## WORK INSTRUCTIONS
Among the records below, which lines contain the string "JSON"? Report them.

++++ RECORDS FOR THE TASK

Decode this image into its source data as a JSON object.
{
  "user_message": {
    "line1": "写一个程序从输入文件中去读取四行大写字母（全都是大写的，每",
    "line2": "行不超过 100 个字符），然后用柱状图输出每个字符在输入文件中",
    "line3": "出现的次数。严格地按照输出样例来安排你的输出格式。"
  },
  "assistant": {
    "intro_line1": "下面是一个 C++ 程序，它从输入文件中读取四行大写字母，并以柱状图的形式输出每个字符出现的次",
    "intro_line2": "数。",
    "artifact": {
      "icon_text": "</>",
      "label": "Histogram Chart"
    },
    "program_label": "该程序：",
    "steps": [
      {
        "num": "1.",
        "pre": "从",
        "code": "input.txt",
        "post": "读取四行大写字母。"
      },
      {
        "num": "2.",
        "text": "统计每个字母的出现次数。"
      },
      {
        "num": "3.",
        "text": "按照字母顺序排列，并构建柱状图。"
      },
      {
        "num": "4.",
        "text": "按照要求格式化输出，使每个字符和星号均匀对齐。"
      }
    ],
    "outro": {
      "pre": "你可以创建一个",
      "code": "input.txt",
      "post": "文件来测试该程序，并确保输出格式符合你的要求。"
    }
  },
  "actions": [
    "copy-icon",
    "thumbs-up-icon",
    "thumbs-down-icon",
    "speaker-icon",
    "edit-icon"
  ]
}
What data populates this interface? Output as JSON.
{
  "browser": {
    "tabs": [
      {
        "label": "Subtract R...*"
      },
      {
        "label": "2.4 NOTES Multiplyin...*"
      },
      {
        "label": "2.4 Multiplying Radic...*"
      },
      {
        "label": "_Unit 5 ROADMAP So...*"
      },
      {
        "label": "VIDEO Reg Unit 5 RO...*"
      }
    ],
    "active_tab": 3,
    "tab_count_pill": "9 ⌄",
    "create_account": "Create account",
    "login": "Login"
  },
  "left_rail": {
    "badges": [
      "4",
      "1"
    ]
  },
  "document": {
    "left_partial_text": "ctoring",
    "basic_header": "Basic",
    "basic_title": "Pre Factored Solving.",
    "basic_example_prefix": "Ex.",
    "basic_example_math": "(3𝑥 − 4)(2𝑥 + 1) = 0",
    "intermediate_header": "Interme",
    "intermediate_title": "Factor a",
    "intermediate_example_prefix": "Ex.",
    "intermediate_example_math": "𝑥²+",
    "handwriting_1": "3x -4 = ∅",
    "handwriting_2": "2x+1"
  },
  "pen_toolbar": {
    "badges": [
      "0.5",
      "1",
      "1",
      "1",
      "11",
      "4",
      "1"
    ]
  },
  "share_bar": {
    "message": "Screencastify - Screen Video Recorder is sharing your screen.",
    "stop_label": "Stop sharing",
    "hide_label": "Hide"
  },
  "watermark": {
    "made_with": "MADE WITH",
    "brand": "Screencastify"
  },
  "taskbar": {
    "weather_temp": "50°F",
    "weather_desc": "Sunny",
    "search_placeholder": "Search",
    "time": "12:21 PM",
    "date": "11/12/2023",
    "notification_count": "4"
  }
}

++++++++

## TASK RESPONSE
Decode this image into its source data as a JSON object.
What data populates this interface? Output as JSON.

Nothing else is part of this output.